• **Task statement**:
Only lines holding "screenshot" are needed; copy each of them from the data below.
-------- Data for analysis --------
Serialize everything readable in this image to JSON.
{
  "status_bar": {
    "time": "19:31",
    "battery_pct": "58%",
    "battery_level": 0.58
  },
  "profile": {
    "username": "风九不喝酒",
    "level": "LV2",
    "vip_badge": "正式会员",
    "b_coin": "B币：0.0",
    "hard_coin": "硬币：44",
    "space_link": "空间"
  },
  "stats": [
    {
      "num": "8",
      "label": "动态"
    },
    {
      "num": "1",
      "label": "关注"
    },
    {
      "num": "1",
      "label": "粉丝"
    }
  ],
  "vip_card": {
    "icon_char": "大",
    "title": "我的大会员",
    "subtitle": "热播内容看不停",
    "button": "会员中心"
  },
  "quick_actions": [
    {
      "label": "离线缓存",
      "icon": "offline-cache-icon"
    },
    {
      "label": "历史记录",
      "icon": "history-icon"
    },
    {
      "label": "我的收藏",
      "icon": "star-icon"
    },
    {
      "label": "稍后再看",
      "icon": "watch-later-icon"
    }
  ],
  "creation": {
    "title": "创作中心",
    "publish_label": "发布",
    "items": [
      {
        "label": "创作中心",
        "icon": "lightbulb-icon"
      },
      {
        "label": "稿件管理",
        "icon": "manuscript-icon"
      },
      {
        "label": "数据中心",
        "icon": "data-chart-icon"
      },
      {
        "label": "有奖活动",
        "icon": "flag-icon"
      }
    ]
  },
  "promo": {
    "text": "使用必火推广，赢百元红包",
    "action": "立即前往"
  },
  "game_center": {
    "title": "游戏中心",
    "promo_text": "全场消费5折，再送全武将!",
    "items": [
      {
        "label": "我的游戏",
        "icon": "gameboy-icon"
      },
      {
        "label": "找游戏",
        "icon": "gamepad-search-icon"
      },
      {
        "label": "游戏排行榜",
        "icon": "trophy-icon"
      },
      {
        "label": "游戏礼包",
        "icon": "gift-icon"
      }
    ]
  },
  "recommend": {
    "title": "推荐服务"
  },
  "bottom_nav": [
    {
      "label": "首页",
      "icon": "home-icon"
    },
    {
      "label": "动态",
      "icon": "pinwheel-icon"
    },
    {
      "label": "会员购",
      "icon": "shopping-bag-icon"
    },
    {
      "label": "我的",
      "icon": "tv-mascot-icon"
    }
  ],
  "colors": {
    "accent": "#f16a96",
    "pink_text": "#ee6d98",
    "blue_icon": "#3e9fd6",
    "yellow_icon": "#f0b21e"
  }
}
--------
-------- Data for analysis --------
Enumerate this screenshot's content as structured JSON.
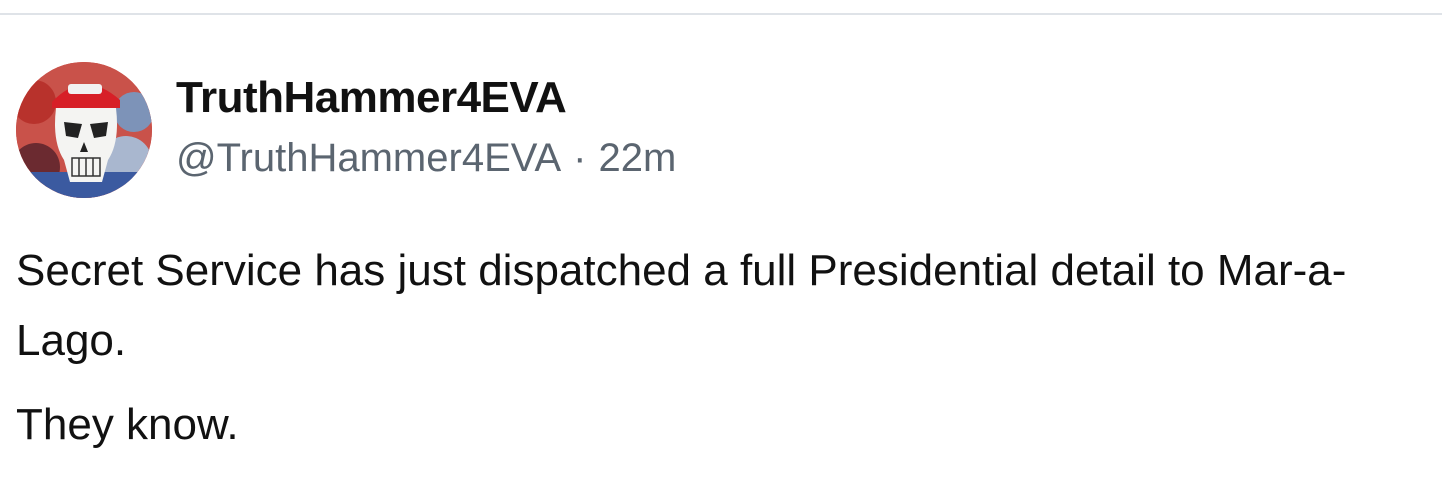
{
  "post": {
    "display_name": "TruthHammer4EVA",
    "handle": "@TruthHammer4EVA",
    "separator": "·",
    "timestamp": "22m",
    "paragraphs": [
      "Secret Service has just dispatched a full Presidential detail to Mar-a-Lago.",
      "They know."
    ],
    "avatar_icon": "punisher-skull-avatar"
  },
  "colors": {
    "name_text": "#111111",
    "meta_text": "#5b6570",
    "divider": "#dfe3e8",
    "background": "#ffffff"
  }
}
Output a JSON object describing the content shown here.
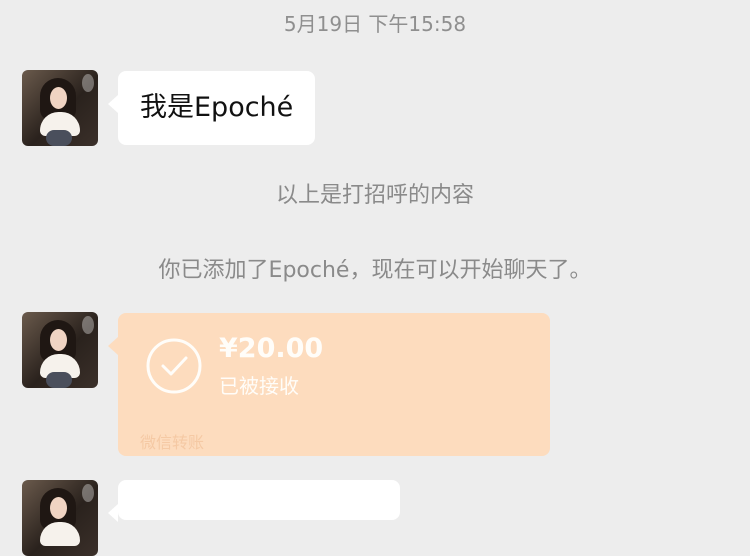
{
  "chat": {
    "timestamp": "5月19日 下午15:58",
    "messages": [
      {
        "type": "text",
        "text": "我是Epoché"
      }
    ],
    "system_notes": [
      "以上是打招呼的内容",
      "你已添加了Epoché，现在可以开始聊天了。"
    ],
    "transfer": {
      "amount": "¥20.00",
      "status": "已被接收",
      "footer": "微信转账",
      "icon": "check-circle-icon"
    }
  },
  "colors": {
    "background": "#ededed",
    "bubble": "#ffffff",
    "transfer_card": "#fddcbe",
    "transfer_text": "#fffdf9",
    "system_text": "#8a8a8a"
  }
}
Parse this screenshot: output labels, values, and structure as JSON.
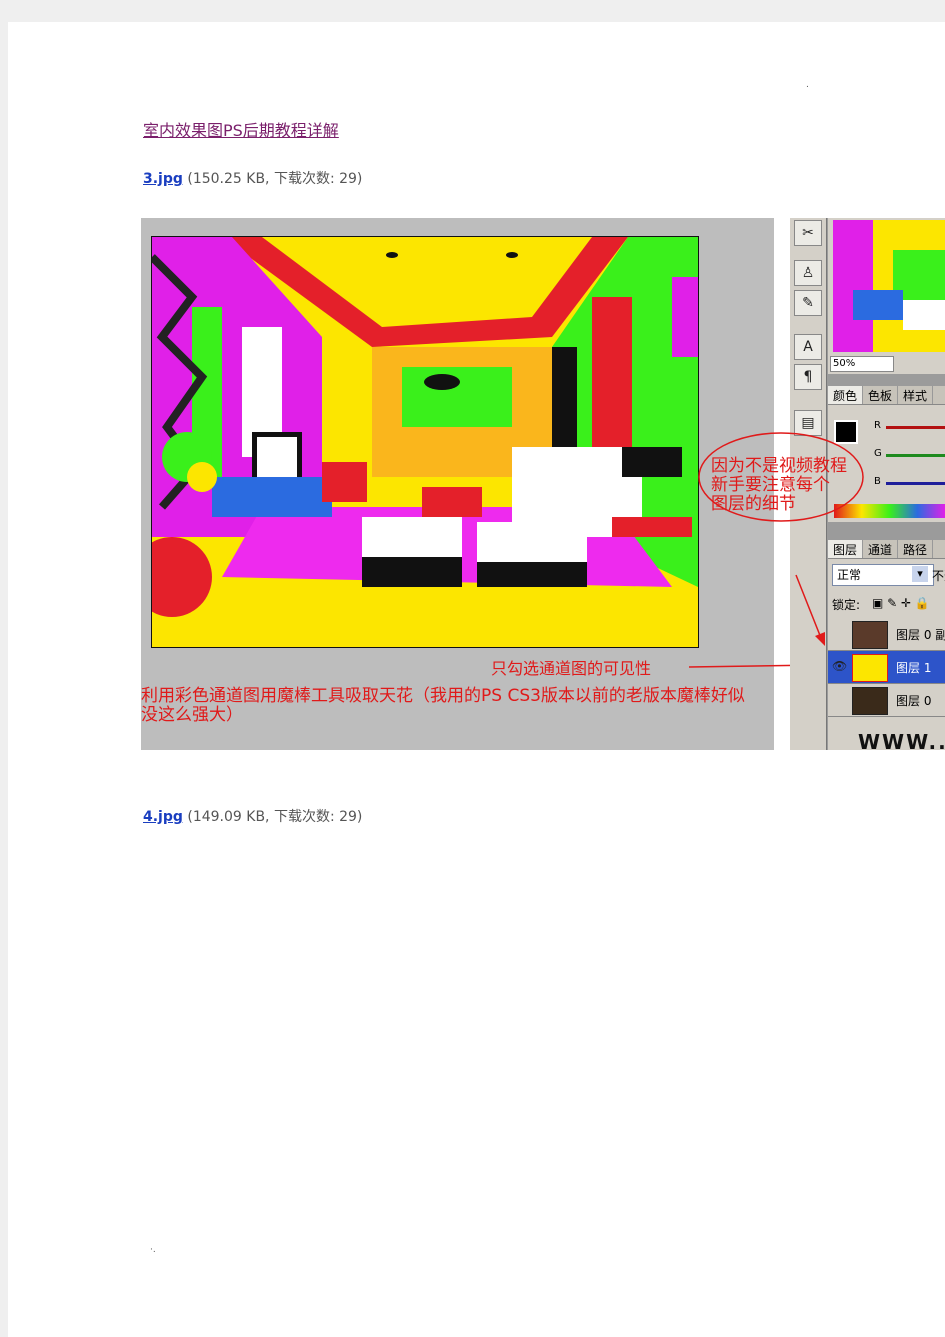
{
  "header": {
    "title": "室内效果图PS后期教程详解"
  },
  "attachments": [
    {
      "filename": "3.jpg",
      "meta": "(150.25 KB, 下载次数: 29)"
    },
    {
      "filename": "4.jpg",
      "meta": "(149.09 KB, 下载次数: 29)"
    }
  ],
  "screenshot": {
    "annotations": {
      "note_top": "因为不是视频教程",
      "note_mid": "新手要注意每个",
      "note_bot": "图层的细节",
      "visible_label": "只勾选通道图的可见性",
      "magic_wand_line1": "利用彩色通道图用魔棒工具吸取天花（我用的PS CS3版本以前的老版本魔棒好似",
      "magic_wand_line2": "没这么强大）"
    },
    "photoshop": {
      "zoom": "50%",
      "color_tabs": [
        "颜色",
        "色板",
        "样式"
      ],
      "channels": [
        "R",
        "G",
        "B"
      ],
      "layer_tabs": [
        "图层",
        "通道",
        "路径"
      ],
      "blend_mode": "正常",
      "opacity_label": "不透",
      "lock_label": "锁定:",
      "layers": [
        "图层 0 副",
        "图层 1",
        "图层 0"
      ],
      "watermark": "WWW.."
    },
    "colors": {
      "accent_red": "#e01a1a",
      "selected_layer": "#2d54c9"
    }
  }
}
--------
• **Worked solution**:
Enumerate this screenshot's content as structured JSON.
Parse this screenshot: output labels, values, and structure as JSON.
  "screenshot": {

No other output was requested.